K.O.’d or O.K.? Will Unemployment and Gasoline Prices Kill The Recovery?

Ok, I’m not messing about this week; the gloves are off. I am cutting the wheat from the chaff and straight to the quick. There are two key issues in the US economy which are delicately poised to potentially either save or sink us. And these are unemployment and gasoline prices. (Well, there is a third, but a double dip in housing is a done deal). So below I have given some background on these two issues, hopefully illustrating their potential threat to a sustained economic recovery. So first up, employment: 

1) The average number of hours worked in a week is flatlining (at 34.2 hours). This is not good enough*
2) The average length of unemployment just reached a new high at 37.1 weeks
3) Unemployment may have fallen to 8.9%, but the job participation rate is at a 28-year low**
4) Underemployment (= part-time or disenchanted) = still high at 15.9%
5) 13.7 million Americans wanted to work last month but were unable to find any
6) 8.8 mln jobs were lost this past recession. We have only created 1.3 mln in the past 2 years of recovery***
7) 121,000 jobs need to be created each month just to keep up with population growth 
8)Unemployment rate for 16 – 19 year-olds = 24%
9) An unemployment rate of 8.9% is not a million miles away from the record high of 10.8% (in 1982)
10) Weekly jobless claims may be at 3-yr low (at 368k), but that is still around the average (362k) since the data started (1967) 

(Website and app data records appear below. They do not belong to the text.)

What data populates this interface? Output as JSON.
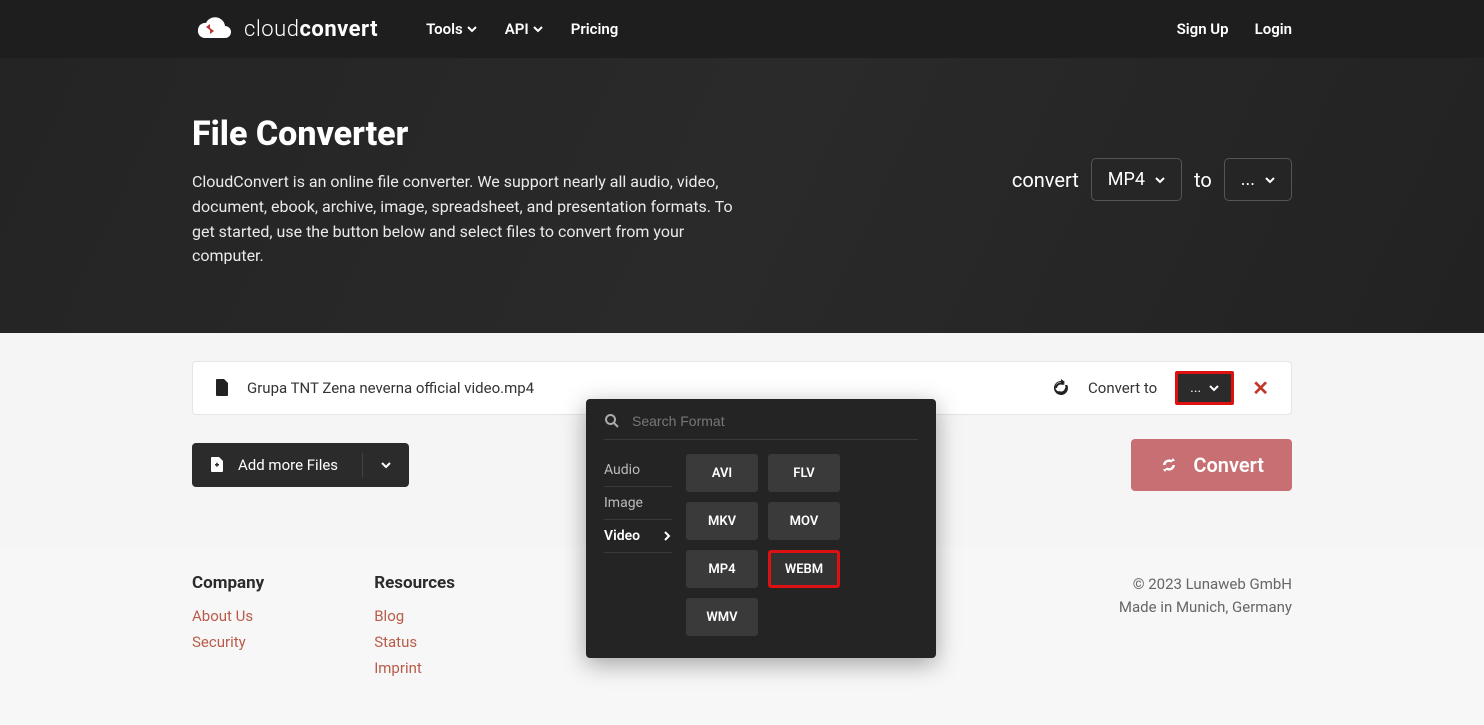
{
  "brand": {
    "light": "cloud",
    "bold": "convert"
  },
  "nav": {
    "tools": "Tools",
    "api": "API",
    "pricing": "Pricing",
    "signup": "Sign Up",
    "login": "Login"
  },
  "hero": {
    "title": "File Converter",
    "desc": "CloudConvert is an online file converter. We support nearly all audio, video, document, ebook, archive, image, spreadsheet, and presentation formats. To get started, use the button below and select files to convert from your computer."
  },
  "convertBar": {
    "convert": "convert",
    "from": "MP4",
    "to": "to",
    "target": "..."
  },
  "file": {
    "name": "Grupa TNT Zena neverna official video.mp4",
    "convert_to": "Convert to",
    "trigger": "..."
  },
  "dropdown": {
    "search_placeholder": "Search Format",
    "categories": {
      "audio": "Audio",
      "image": "Image",
      "video": "Video"
    },
    "formats": [
      "AVI",
      "FLV",
      "MKV",
      "MOV",
      "MP4",
      "WEBM",
      "WMV"
    ],
    "highlight": "WEBM"
  },
  "actions": {
    "add_more": "Add more Files",
    "convert": "Convert"
  },
  "footer": {
    "company": {
      "title": "Company",
      "about": "About Us",
      "security": "Security"
    },
    "resources": {
      "title": "Resources",
      "blog": "Blog",
      "status": "Status",
      "imprint": "Imprint"
    },
    "copyright": "© 2023 Lunaweb GmbH",
    "location": "Made in Munich, Germany"
  }
}
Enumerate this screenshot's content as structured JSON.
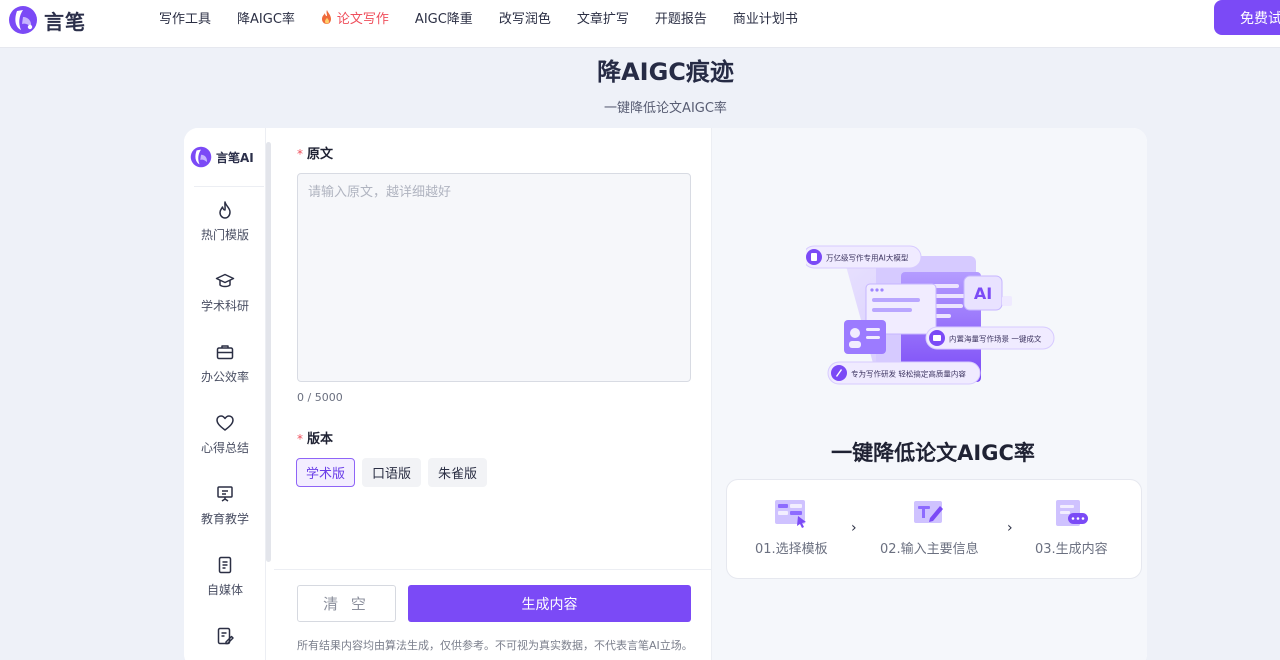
{
  "nav": {
    "brand": "言笔",
    "items": [
      {
        "label": "写作工具",
        "active": false
      },
      {
        "label": "降AIGC率",
        "active": false
      },
      {
        "label": "论文写作",
        "active": true,
        "icon": "fire-icon"
      },
      {
        "label": "AIGC降重",
        "active": false
      },
      {
        "label": "改写润色",
        "active": false
      },
      {
        "label": "文章扩写",
        "active": false
      },
      {
        "label": "开题报告",
        "active": false
      },
      {
        "label": "商业计划书",
        "active": false
      }
    ],
    "cta": "免费试用"
  },
  "header": {
    "title": "降AIGC痕迹",
    "subtitle": "一键降低论文AIGC率"
  },
  "sidebar": {
    "brand": "言笔AI",
    "items": [
      {
        "label": "热门模版",
        "icon": "fire-icon"
      },
      {
        "label": "学术科研",
        "icon": "graduation-cap-icon"
      },
      {
        "label": "办公效率",
        "icon": "briefcase-icon"
      },
      {
        "label": "心得总结",
        "icon": "heart-icon"
      },
      {
        "label": "教育教学",
        "icon": "presentation-board-icon"
      },
      {
        "label": "自媒体",
        "icon": "document-icon"
      },
      {
        "label": "",
        "icon": "edit-document-icon"
      }
    ]
  },
  "form": {
    "source_label": "原文",
    "source_placeholder": "请输入原文，越详细越好",
    "source_value": "",
    "counter": "0 / 5000",
    "version_label": "版本",
    "versions": [
      {
        "label": "学术版",
        "selected": true
      },
      {
        "label": "口语版",
        "selected": false
      },
      {
        "label": "朱雀版",
        "selected": false
      }
    ],
    "clear_label": "清 空",
    "generate_label": "生成内容",
    "disclaimer": "所有结果内容均由算法生成，仅供参考。不可视为真实数据，不代表言笔AI立场。"
  },
  "preview": {
    "badges": [
      "万亿级写作专用AI大模型",
      "内置海量写作场景 一键成文",
      "专为写作研发 轻松搞定高质量内容"
    ],
    "badge_ai": "AI",
    "title": "一键降低论文AIGC率",
    "steps": [
      {
        "label": "01.选择模板",
        "icon": "select-template-icon"
      },
      {
        "label": "02.输入主要信息",
        "icon": "input-info-icon"
      },
      {
        "label": "03.生成内容",
        "icon": "generate-content-icon"
      }
    ],
    "step_arrow": "›"
  },
  "colors": {
    "accent": "#7b4af6",
    "active_nav": "#ef4f5c",
    "background": "#eef1f8"
  }
}
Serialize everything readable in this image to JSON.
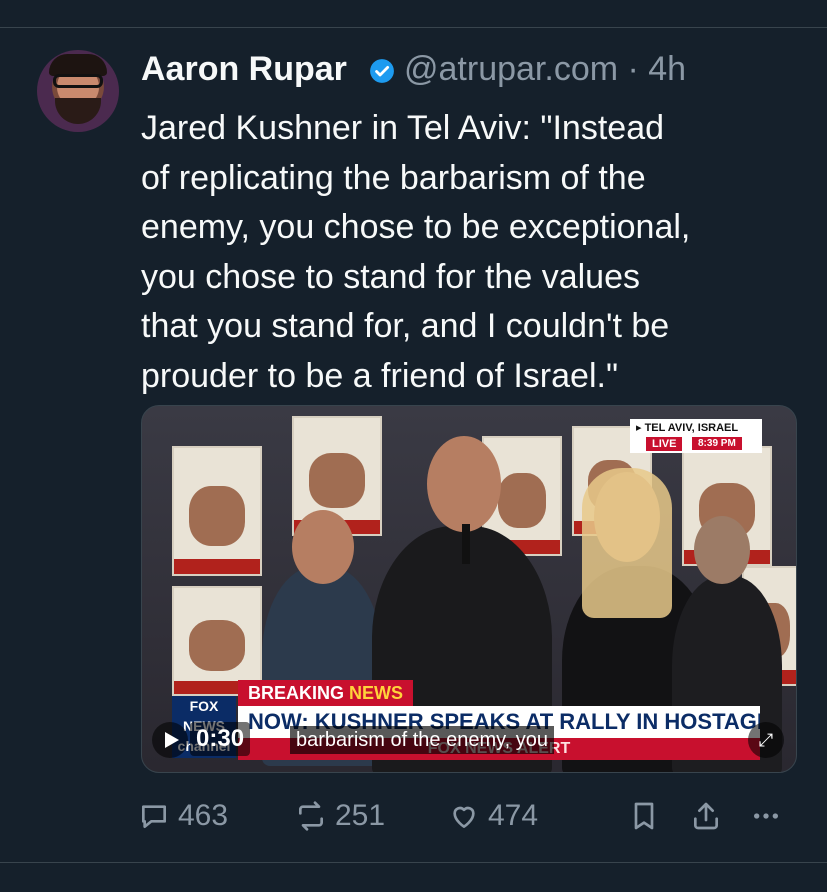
{
  "tweet": {
    "author_name": "Aaron Rupar",
    "handle_time": "@atrupar.com · 4h",
    "text": "Jared Kushner in Tel Aviv: \"Instead\nof replicating the barbarism of the\nenemy, you chose to be exceptional,\nyou chose to stand for the values\nthat you stand for, and I couldn't be\nprouder to be a friend of Israel.\""
  },
  "video": {
    "location_tag": "▸ TEL AVIV, ISRAEL",
    "live_label": "LIVE",
    "live_time": "8:39 PM",
    "breaking_label": "BREAKING",
    "breaking_news": "NEWS",
    "headline": "NOW: KUSHNER SPEAKS AT RALLY IN HOSTAGES SQUARE",
    "alert_label": "FOX NEWS ALERT",
    "network_logo": "FOX NEWS channel",
    "timestamp": "0:30",
    "caption": "barbarism of the enemy, you"
  },
  "actions": {
    "replies": "463",
    "reposts": "251",
    "likes": "474"
  },
  "colors": {
    "background": "#15202b",
    "verified": "#1d9bf0",
    "muted": "#8b98a5"
  },
  "icons": [
    "verified-badge-icon",
    "reply-icon",
    "repost-icon",
    "like-icon",
    "bookmark-icon",
    "share-icon",
    "more-icon",
    "play-icon",
    "mute-icon"
  ]
}
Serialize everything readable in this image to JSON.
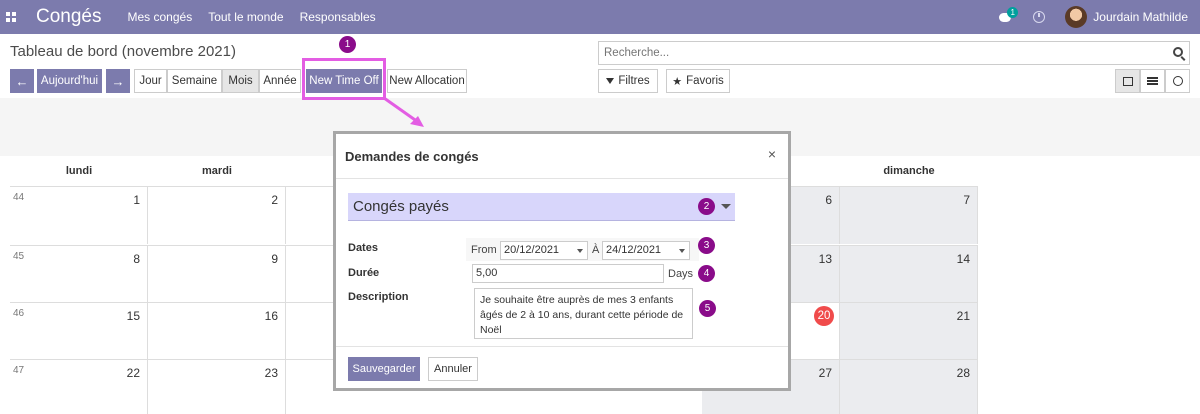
{
  "navbar": {
    "brand": "Congés",
    "menu": [
      "Mes congés",
      "Tout le monde",
      "Responsables"
    ],
    "chat_count": "1",
    "user_name": "Jourdain Mathilde"
  },
  "control": {
    "title": "Tableau de bord (novembre 2021)",
    "today": "Aujourd'hui",
    "ranges": [
      "Jour",
      "Semaine",
      "Mois",
      "Année"
    ],
    "active_range": "Mois",
    "new_time_off": "New Time Off",
    "new_allocation": "New Allocation",
    "search_placeholder": "Recherche...",
    "filters": "Filtres",
    "favorites": "Favoris"
  },
  "calendar": {
    "headers": {
      "mon": "lundi",
      "tue": "mardi",
      "sun": "dimanche"
    },
    "weeks": [
      {
        "num": "44",
        "mon": "1",
        "tue": "2",
        "sat": "6",
        "sun": "7"
      },
      {
        "num": "45",
        "mon": "8",
        "tue": "9",
        "sat": "13",
        "sun": "14"
      },
      {
        "num": "46",
        "mon": "15",
        "tue": "16",
        "sat": "20",
        "sun": "21"
      },
      {
        "num": "47",
        "mon": "22",
        "tue": "23",
        "sat": "27",
        "sun": "28"
      }
    ],
    "today": "20"
  },
  "modal": {
    "title": "Demandes de congés",
    "close": "×",
    "type_value": "Congés payés",
    "dates_label": "Dates",
    "from_label": "From",
    "from_value": "20/12/2021",
    "to_label": "À",
    "to_value": "24/12/2021",
    "duration_label": "Durée",
    "duration_value": "5,00",
    "duration_unit": "Days",
    "description_label": "Description",
    "description_value": "Je souhaite être auprès de mes 3 enfants âgés de 2 à 10 ans, durant cette période de Noël",
    "save": "Sauvegarder",
    "cancel": "Annuler"
  },
  "steps": [
    "1",
    "2",
    "3",
    "4",
    "5"
  ],
  "colors": {
    "brand": "#7c7bad",
    "highlight": "#e35de3",
    "step_badge": "#8a0c8a",
    "today": "#f04b4b"
  }
}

*hours worked should increase as activity increases
**this means that the job pool is shrinking, not more jobs being created
***that’s only 15% recovered from the total lost  

This chart illustrates how the recovery from maximum job losses has been tepid to say the least:  

Next on to our dearly beloved commodities. Here’s some stats to consider and some information to chew on regarding gasoline prices:  

1) Rule of thumb: every $10 rise in crude oil adds 25 cents to a gallon of gasoline at the pump
2) The average gasoline price across the US is currently $3.51 - the highest level in 2 years 
3) Every 10% rise in crude oil prices reduces US GDP by 0.2%
4) In theory, takes approximately 4 – 5 days for a change in price on the NYMEX-traded RBOB gasoline contract to be reflected at the pump (from NYMEX –> Spot markets –> Rack prices –> Gas station) 

CNN Poll, 02/27/11

5) $4 appears the psychological level where consumers start cutting back materially
6) The record high for gasoline prices was in July 2008 at $4.11 (when crude prices hit $147)
7) Gas stations make approximately 10 cents profit on a gallon of gas. Where they really make their profit is on large mark-up items such as drinks, candy and cigarettes  
8)Every cent rise in gasoline prices equates to $1.4 bln out of consumers’ pockets each year 
9) The last two weeks saw the 2nd largest 2-week price jump ever
10) Silver lining (European readers, look away): It could be worse – European gasoline prices just hit $8.63 / gal

The unemployment issue makes me frustrated, as this country should be doing better. As for the gasoline issue, it just makes me fearful. All I know is neither situation is good.

2 Comments

  1. Mike W

    Bravo – thanks for putting everything in perspective. I have been unemployed for 36 weeks – guess I’m right in the middle of this mess. I’ve been unemployed many times in the past – never more than 3-4 mos. Being 57 years old, my chances of finding another job are almost nil.

    #1
  2. Matt Smith

    I’m sorry to hear that, Mike W. Sadly, finding a job in the current environment is difficult across the board – the fact that one in four 16-19 year olds is unemployed is a pretty scary statistic. Good luck in your job search.

    #2